He was careful not to say that the high marginal tax rate actually caused economic growth, but he brought up the correlation to indicate that GDP growth is not necessarily dependent on low taxes and that high tax rates don’t always stifle the economy.
Fair enough. It’s actually the case that the highest marginal income tax rates ever levied occurred during and around World War II, and the 40s witnessed the highest GDP growth in American history. So which was more important to the GDP growth in the 40s: the tax rate or the world war? This is an important question because maybe Gates would like to see more world wars in order to “boost the economy.” I know many people in the Federal Reserve like that idea.
So why didn’t Gates mention the 40s to indicate the correlation between high marginal tax rates and GDP growth? Perhaps because he assumed people would remember World War II happened in the 40s. But for some reason, people don’t remember the 60s as the era of the interminable Vietnam “War.” It’s likely that GDP growth is more connected to (citizen-supported) war than taxes.
But one of the major questions I have is: “Why does everyone care so much about GDP growth?” China has had a pretty ridiculous GDP growth for over two decades. But at what cost? Income inequality there is the worst. Most people barely make a living, and conditions for the majority of the population are not ideal by any stretch.
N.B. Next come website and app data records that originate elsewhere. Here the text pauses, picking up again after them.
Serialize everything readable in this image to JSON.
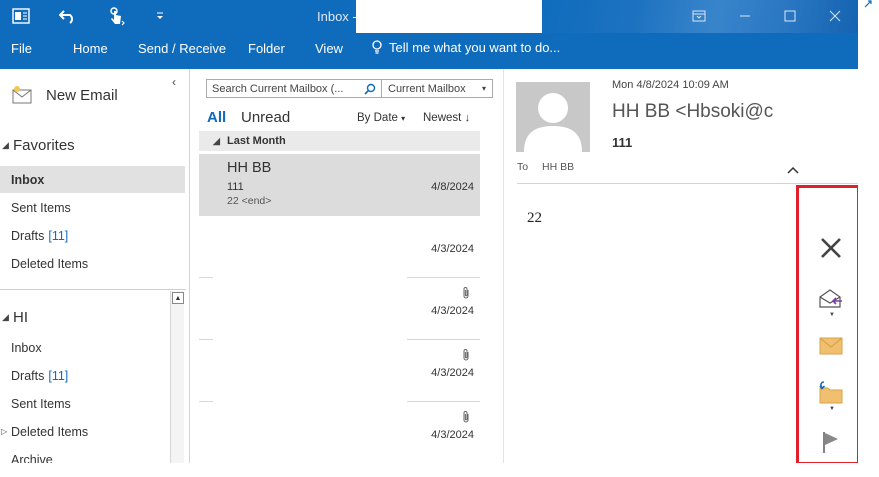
{
  "titlebar": {
    "title": "Inbox -",
    "icons": [
      "outlook-app-icon",
      "undo-icon",
      "touch-mode-icon",
      "customize-qat-icon"
    ],
    "window_buttons": [
      "ribbon-display-icon",
      "minimize-icon",
      "maximize-icon",
      "close-icon"
    ]
  },
  "ribbon": {
    "tabs": [
      "File",
      "Home",
      "Send / Receive",
      "Folder",
      "View"
    ],
    "tell_me": "Tell me what you want to do..."
  },
  "folder_pane": {
    "new_email": "New Email",
    "favorites": {
      "label": "Favorites",
      "items": [
        {
          "label": "Inbox",
          "count": ""
        },
        {
          "label": "Sent Items",
          "count": ""
        },
        {
          "label": "Drafts",
          "count": "[11]"
        },
        {
          "label": "Deleted Items",
          "count": ""
        }
      ]
    },
    "account": {
      "label": "HI",
      "items": [
        {
          "label": "Inbox",
          "count": ""
        },
        {
          "label": "Drafts",
          "count": "[11]"
        },
        {
          "label": "Sent Items",
          "count": ""
        },
        {
          "label": "Deleted Items",
          "count": ""
        },
        {
          "label": "Archive",
          "count": ""
        }
      ]
    }
  },
  "message_list": {
    "search_placeholder": "Search Current Mailbox (...",
    "scope": "Current Mailbox",
    "filter_all": "All",
    "filter_unread": "Unread",
    "sort_by": "By Date",
    "sort_order": "Newest",
    "group_header": "Last Month",
    "messages": [
      {
        "sender": "HH BB",
        "subject": "111",
        "preview": "22 <end>",
        "date": "4/8/2024"
      },
      {
        "sender": "",
        "subject": "",
        "preview": "",
        "date": "4/3/2024"
      },
      {
        "sender": "",
        "subject": "",
        "preview": "",
        "date": "4/3/2024"
      },
      {
        "sender": "",
        "subject": "",
        "preview": "",
        "date": "4/3/2024"
      },
      {
        "sender": "",
        "subject": "",
        "preview": "",
        "date": "4/3/2024"
      }
    ]
  },
  "reading_pane": {
    "datetime": "Mon 4/8/2024 10:09 AM",
    "from": "HH BB <Hbsoki@c",
    "subject": "111",
    "to_label": "To",
    "to": "HH BB",
    "body": "22"
  },
  "action_bar": {
    "actions": [
      "delete-icon",
      "mark-read-unread-icon",
      "unread-envelope-icon",
      "move-to-folder-icon",
      "flag-icon"
    ],
    "highlight_color": "#e0202a"
  },
  "colors": {
    "accent": "#0f6cbd",
    "selection": "#dcdcdc"
  }
}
What I would like to see is for the civil government to live within much more meager means and stop tampering so much with our money supply. Most especially, I would like to see an end to corporate welfare, bank bailouts, and all the government spending designed to “stimulate the economy,” all of which stimulation somehow manages to find its way into only a very few well-connected pockets.
In the very best scenario, tax rates and GDP growth are not significantly related to one another. In the worst case, high tax rates stifle development. In other words, the GDP growth in the 40s and 60s could have been even higher. But there are so many contradictory voices on the matter, it’s unlikely we’ll ever find out the truth. There are just too many variables to account for.
But all of that aside, I would like to inform Bill Gates, and all the other rich liberal elites who keep whining about low taxes, that they are perfectly welcome to just go ahead and pay more taxes if they’re so gung-ho about it. Sheesh.